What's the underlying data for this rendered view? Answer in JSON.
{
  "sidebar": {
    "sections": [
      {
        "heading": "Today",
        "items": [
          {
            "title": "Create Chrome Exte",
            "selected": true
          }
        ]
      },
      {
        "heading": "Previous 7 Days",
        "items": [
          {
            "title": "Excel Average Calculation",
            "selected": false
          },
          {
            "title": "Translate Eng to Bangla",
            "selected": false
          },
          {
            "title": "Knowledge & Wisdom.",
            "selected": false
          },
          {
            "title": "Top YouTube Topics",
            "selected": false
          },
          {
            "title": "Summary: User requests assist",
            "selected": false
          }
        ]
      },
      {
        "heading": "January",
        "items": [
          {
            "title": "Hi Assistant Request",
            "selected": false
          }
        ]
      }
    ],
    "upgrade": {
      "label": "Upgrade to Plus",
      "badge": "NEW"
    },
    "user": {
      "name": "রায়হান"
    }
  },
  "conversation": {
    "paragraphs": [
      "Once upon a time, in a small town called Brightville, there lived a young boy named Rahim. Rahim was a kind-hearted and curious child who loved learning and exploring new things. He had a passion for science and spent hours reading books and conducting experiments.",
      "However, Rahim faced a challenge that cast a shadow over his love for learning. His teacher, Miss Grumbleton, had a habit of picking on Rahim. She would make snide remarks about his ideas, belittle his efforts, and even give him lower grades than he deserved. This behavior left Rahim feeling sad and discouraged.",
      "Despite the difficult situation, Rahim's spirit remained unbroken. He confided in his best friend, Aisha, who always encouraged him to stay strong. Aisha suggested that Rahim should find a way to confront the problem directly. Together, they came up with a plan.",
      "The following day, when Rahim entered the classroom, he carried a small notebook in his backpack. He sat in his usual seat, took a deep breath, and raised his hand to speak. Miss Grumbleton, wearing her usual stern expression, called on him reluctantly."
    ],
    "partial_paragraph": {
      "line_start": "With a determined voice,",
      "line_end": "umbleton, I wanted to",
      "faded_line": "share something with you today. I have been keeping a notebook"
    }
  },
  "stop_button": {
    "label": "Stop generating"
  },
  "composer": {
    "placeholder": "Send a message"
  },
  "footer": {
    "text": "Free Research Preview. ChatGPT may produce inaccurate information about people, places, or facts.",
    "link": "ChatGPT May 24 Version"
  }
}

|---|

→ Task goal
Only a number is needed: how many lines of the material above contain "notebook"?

→ Worked solution
2